Temperature imbalances between floors, or even from one room to the next, are frustrating. Your HVAC system is designed to keep your entire home comfortable and when it doesn’t, several issues could be responsible. Beyond your air conditioner and furnace, it is important to look at your insulation and ductwork. Check out the troubleshooting tips below to help you identify the culprit.
Here are several possible reasons your home’s second floor is hotter than the first
Improperly sized HVAC
Thinking that a larger HVAC system will be more powerful or that a smaller one will be more economical is incorrect. The most efficient and effective system is one that is sized correctly for the space. An improperly sized system will be overworked and prone to malfunctions, such as not consistently heating and cooling all areas of your home. When a system is too large or too small, airflow is compromised. This can cause the evaporator coil to freeze in the cold months or cause the system to overheat and fail prematurely during the warm months.
Air duct problems
Improperly sized ductwork can also compromise the HVAC system’s airflow and result in uneven heating and cooling. Air ducts can also develop leaks and cracks, and prevent as much as 30% of the heated or cooled air from reaching the living areas of your home. Even small leaks from poor insulation can impact the airflow throughout the house. Large leaks can completely prevent airflow to distant rooms.
Blocked air vents
Household items or furniture blocking the air vents are a common cause of cooled air not reaching those areas.

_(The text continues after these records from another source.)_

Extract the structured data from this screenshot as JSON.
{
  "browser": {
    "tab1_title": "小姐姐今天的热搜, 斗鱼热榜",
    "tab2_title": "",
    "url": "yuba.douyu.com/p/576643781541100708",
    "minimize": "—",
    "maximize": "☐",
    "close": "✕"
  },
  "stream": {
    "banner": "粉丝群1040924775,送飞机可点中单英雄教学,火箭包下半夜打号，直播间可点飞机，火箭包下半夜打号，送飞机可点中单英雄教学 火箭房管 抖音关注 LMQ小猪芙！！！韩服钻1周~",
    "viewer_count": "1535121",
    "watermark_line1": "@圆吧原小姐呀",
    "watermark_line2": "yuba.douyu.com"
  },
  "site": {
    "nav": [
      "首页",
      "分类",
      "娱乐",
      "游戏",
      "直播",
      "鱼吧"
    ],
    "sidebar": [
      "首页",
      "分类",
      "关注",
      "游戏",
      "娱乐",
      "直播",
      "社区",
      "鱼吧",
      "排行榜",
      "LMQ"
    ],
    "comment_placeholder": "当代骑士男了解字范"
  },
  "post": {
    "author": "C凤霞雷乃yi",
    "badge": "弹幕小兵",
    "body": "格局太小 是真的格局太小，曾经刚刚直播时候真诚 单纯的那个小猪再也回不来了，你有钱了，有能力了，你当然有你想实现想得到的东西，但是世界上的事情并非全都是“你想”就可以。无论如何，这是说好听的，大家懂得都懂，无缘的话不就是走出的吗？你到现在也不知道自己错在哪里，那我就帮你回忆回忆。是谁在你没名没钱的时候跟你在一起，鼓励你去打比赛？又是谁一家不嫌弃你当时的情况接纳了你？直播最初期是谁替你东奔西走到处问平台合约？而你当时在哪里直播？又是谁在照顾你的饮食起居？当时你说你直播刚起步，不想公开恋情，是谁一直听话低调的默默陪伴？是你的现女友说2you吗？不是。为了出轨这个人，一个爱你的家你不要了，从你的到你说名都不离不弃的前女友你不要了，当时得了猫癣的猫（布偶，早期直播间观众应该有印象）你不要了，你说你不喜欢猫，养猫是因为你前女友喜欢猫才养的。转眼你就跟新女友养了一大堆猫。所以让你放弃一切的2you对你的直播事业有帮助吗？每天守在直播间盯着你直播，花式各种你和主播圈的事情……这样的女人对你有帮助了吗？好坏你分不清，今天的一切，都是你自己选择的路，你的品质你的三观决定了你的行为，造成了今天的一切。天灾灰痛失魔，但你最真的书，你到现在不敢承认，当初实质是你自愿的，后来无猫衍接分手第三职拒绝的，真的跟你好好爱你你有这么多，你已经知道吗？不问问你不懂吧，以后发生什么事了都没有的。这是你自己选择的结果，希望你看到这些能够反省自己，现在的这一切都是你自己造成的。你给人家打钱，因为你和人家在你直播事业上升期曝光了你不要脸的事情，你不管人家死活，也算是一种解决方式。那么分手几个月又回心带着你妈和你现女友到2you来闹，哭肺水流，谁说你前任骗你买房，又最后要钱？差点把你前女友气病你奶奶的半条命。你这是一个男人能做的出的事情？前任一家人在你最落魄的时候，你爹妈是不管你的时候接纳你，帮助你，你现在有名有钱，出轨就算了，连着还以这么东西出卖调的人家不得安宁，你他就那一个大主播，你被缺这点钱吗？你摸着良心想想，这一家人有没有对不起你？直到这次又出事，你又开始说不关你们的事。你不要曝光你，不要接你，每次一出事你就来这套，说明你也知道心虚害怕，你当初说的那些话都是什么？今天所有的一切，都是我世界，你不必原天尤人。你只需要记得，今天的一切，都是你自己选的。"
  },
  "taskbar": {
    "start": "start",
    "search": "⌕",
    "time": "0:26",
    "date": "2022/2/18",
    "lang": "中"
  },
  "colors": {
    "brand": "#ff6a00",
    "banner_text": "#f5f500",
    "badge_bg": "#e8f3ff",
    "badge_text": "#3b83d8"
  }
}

Older homes in particular tend to have inadequate insulation, but this can be a problem that affects overall temperature in any home. Without proper insulation, heated or cooled air will be lost to the outdoors, causing you to run your system longer to compensate. This is costly in terms of both energy use and wear and tear on your equipment.
Unless your roof is somehow protected from the sun or deflects it, it will absorb the sun’s heat, causing the top story of your home to be hotter. While your air conditioner is trying to cool the second floor, heat travels through the attic and into that level of the home making it harder for the system to cool it.
Rising heat in multi-level homes
Heat naturally rises, so a typical two-story home can experience an 8–10 degree temperature difference between the upstairs and the downstairs.
Thermostats are most effective in the room they are installed
Most heating and cooling systems monitor the temperature around a single thermostat located on the main level and the rooms closest to it will be monitored most effectively. Rooms on upper levels and further away from the thermostat can be under-conditioned.
Rooms are far away from your heating and or cooling unit
Rooms closest to the HVAC system will get the most heating and cooling.
Ways to Fix the Problem
Replace air filters every 30 to 90 days as needed to ensure that airflow is being properly maintained throughout the system.
Find and patch leaky ductwork
Eliminate waste by preventing heated and cooled air from escaping through leaks and gaps.
Install better insulation
Add or upgrade insulation to prevent further air loss. Make sure the attic is properly insulated and ventilated.
Add a second HVAC system
If the temperature difference cannot be more easily resolved, a second system dedicated to the upper floor, with its own thermostat, can solve the problem
Add a zoning system
Zoning is a way to distribute control to different areas of the home so that they can be adjusted independent of one another.
At Indoor Air Quality, we’ve helped countless homeowners in Highlands Ranch and throughout the Denver metro area find solutions to their simple and complex HVAC system issues — including the very common problem caused by hot, rising air. Contact us to learn more.